The day up top was even better than it was on the surface. The air was absolutely smooth. The sky was clear, I had a great flying buddy, and the airplane flew great. Sometimes in life things come together.
It was the kind of airplane that I knew I’d be able to land by feel the first time out, and I was right. By then there was a little crosswind, but nothing to worry about. Ramon suggested some numbers—they sounded slow to my brain, which is used to faster planes in general, but logically, from what I’d seen in slow flight, not quite slow enough. Which is how it always seems to work on first flights. The demo pilot always builds in a little extra margin, right? And sure enough, as we came over the fence, we had a little extra speed, so I let it bleed off—I used just 30 degrees of flaps—and flared it nice and nose high, and squeak, squeak.
There’s no doubt in my mind that the V1.0 would make student pilots and their instructors happy, perhaps deliriously so. As I mentioned earlier, it might make the flight school owners even happier. The plane lists at $278,000, which is at least $100,000 less than comparable, better-known four-seat trainers. Having grown up in a family that ran flight schools, I know that there’s more to a plane’s value as a trainer than its purchase price, and Ameravia has its work cut out for it in making a case for this newcomer to be adopted in big numbers by flight schools that are concerned about all facets of operation and their impact on the bottom line, as well as their effectiveness as training platforms.

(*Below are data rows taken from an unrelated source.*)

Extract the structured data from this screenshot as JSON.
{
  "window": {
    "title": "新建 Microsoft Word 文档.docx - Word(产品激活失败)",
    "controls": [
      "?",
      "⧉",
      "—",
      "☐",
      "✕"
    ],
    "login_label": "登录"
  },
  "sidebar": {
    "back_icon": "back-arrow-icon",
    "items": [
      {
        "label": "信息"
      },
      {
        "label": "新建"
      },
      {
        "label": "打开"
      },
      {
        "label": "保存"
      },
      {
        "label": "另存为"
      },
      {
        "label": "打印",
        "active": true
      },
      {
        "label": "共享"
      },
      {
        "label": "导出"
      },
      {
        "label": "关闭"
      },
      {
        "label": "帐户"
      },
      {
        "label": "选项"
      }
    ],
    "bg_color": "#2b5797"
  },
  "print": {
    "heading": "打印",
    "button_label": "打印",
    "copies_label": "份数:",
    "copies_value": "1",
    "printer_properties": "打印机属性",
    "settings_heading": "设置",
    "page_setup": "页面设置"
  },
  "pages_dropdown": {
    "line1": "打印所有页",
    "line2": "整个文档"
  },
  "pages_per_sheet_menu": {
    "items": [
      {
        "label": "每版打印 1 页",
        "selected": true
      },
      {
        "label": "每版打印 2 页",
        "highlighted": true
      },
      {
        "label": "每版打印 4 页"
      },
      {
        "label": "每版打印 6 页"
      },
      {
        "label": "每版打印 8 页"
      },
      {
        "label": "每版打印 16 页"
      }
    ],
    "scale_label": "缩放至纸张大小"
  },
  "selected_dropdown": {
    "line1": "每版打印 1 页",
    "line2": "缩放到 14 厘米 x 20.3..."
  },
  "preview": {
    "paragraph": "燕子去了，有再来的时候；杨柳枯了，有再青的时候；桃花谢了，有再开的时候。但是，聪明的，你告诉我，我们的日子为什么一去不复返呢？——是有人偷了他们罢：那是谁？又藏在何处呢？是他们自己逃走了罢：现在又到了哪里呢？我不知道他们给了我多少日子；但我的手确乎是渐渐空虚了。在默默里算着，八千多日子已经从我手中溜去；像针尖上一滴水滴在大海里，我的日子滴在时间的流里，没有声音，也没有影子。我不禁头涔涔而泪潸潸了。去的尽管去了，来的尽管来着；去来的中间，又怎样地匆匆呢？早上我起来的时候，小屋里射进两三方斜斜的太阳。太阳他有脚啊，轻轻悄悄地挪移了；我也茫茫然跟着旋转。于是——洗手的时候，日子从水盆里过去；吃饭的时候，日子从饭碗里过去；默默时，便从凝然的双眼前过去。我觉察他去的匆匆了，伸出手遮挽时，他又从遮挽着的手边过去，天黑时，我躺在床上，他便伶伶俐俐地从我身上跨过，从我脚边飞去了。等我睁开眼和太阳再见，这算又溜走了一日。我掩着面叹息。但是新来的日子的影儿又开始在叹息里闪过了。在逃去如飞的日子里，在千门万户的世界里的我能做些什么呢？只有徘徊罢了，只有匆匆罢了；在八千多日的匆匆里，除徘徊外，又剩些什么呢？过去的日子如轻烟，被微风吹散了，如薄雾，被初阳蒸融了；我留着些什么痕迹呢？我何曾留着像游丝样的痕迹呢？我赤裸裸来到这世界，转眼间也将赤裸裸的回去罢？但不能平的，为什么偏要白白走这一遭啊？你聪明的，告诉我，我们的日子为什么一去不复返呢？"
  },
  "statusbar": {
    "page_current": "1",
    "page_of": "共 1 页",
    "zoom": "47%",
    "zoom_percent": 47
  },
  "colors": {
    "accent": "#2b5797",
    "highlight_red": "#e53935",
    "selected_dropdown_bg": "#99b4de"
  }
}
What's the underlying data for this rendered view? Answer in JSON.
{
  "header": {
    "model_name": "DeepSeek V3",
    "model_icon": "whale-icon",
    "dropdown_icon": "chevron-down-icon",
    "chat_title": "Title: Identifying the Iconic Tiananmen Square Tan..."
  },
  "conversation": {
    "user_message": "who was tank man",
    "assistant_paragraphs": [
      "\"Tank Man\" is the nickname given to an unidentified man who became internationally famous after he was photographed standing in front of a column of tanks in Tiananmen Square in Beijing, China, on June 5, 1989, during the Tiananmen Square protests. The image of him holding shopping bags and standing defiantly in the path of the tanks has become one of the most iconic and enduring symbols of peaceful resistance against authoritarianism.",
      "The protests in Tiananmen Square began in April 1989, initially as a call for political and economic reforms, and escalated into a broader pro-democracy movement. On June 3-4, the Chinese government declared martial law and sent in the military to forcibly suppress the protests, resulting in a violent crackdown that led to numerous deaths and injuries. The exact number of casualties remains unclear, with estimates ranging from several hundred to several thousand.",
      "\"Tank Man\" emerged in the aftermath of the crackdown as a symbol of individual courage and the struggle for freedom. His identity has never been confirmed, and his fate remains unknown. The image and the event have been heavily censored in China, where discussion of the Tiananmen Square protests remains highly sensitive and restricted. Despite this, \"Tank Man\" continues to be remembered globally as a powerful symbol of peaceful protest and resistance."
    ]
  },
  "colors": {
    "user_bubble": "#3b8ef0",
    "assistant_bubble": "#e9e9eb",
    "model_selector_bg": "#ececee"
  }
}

That said, the V1.0 has a lot going for it: a time-tested design, the most popular engine in the category, terrific flying manners and a dose of personality so big that even after a great day of winging around, it makes one want to go flying one more time. And then again. You get the gist.